There are six main types of Antiparkinsonian medicines available to treat symptoms of Parkinson's disease levodopa, inhibitors of enzymes that inactivate dopamine (monoamine oxidase type B inhibitor (MOA-B), and catechol-O-methyl transferase (COMT) inhibitors, Amantadine, and anticholinergic drugs. All of these are effective in controlling the symptoms of Parkinson's disease.
Three main medicines commonly used for Parkinson's disease are levodopa, dopamine agonists, and monoamine oxidase- B inhibitors.
- Levodopa - Levodopa is the commonly prescribed medication for Parkinson's. It controls the symptoms of the condition, particularly slow movements and stiff, rigid body parts.
- Dopamine agonists - These medications limit dopamine chemicals' actions in the brain when levels are low. These improve symptoms by fooling the brain into thinking the chemical is available.

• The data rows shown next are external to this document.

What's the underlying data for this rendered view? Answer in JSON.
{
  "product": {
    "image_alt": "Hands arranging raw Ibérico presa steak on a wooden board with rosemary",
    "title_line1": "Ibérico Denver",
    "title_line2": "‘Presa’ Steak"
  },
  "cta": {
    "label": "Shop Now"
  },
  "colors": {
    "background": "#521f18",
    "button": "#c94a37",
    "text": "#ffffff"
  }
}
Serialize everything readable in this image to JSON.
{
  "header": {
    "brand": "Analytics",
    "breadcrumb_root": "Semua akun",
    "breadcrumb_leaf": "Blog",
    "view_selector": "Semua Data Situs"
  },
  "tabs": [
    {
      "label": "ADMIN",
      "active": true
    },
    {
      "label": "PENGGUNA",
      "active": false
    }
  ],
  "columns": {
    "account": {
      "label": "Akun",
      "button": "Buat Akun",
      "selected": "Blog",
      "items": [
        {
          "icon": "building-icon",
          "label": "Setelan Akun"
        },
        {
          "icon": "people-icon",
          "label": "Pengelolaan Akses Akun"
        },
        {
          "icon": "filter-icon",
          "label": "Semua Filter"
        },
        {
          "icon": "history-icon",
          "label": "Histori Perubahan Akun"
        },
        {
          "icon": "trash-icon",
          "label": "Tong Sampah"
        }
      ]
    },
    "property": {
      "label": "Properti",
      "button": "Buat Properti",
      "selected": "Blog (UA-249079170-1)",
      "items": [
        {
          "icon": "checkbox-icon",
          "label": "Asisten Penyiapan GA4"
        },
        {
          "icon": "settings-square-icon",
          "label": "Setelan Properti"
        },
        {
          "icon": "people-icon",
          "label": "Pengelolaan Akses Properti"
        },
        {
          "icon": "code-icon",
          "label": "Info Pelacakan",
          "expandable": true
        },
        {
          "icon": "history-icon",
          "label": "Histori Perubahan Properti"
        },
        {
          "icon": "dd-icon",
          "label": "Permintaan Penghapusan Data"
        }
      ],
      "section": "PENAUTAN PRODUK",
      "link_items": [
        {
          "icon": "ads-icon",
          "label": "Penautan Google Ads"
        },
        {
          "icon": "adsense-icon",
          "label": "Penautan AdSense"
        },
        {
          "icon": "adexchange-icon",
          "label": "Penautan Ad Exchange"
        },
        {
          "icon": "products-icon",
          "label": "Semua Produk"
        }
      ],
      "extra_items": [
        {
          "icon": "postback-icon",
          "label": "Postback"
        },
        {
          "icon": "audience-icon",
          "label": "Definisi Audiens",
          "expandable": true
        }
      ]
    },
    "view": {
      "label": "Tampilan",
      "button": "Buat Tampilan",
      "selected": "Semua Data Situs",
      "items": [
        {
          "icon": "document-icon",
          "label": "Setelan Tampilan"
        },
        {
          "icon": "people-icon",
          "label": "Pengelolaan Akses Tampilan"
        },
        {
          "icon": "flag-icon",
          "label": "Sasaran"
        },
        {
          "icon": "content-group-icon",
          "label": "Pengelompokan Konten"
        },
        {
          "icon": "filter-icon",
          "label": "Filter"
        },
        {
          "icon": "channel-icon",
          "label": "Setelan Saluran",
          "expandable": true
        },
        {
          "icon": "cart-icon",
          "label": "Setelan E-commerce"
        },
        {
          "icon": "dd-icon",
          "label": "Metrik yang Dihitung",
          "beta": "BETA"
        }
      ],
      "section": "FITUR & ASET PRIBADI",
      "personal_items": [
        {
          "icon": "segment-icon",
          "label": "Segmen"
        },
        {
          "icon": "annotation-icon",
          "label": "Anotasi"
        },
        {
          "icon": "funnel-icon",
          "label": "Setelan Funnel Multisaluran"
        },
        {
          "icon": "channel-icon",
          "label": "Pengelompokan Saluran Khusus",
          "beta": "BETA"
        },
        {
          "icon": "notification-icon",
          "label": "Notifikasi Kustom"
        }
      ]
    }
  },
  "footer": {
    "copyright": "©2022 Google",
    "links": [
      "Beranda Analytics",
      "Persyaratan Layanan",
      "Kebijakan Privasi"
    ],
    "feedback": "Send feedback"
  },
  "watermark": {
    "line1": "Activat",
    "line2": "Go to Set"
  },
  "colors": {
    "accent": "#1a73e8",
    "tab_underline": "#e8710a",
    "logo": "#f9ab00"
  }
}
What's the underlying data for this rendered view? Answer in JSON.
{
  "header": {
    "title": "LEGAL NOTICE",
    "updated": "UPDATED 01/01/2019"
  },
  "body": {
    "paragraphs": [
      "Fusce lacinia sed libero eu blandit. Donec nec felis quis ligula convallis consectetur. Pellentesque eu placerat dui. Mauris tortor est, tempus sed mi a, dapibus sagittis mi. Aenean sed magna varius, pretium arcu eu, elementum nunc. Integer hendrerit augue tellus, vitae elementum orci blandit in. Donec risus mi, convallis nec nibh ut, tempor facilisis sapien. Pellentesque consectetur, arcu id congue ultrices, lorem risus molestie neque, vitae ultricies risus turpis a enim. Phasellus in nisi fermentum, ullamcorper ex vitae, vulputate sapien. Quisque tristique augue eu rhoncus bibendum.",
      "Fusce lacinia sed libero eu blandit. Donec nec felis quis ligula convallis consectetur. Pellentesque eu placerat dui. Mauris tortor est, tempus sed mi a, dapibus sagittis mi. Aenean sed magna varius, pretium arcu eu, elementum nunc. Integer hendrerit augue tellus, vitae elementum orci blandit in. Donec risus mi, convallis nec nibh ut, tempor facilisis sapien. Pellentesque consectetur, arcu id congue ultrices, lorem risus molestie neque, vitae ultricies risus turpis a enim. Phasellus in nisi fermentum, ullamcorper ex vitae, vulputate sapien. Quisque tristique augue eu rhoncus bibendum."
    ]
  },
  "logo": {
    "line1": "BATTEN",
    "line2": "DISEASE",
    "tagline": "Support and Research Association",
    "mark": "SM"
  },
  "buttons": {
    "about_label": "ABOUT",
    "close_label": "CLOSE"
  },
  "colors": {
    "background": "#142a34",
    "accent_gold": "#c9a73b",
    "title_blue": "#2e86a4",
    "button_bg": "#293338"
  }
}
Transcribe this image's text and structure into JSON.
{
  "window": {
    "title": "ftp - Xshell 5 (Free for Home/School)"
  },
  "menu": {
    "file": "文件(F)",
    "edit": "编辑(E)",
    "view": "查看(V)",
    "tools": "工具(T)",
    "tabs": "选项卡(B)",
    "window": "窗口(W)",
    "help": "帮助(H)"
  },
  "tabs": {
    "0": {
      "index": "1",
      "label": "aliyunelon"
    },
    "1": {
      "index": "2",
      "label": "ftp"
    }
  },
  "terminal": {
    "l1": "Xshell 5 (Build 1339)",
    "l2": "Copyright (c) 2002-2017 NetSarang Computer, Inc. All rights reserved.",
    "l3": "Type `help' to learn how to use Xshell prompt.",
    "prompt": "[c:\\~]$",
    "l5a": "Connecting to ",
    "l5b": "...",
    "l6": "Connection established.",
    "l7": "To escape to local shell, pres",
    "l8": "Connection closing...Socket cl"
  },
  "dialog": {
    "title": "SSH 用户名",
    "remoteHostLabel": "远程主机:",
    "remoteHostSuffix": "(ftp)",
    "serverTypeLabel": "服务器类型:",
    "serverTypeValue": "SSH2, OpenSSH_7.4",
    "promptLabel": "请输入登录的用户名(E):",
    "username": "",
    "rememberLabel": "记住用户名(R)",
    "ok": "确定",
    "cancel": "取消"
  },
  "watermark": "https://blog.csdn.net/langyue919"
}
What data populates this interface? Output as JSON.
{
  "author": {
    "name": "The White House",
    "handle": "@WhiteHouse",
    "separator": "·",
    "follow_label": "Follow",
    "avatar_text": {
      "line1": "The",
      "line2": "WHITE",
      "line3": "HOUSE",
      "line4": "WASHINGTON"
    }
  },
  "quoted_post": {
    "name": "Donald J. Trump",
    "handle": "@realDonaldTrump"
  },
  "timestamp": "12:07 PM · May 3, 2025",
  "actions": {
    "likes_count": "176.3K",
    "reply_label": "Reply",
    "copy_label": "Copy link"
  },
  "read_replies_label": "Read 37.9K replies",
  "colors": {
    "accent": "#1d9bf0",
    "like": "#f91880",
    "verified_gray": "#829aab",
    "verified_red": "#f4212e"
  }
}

- Monoamine-oxidase-B inhibitor - The drug class is the most effective in treating the motor symptoms of Parkinson's disease. These drugs may also be used to manage symptoms.
Currently, there is no cure for Parkinson's disease, but there are treatments that help to slow or stop the progression of Parkinson's disease. Incorporating physical activity and eating a healthy diet are important for various health reasons. If you have specific dietary needs, talk to your doctor to see if supplementation can help. Medications that mimic the action of dopamine in your brain can also help to reduce associated symptoms.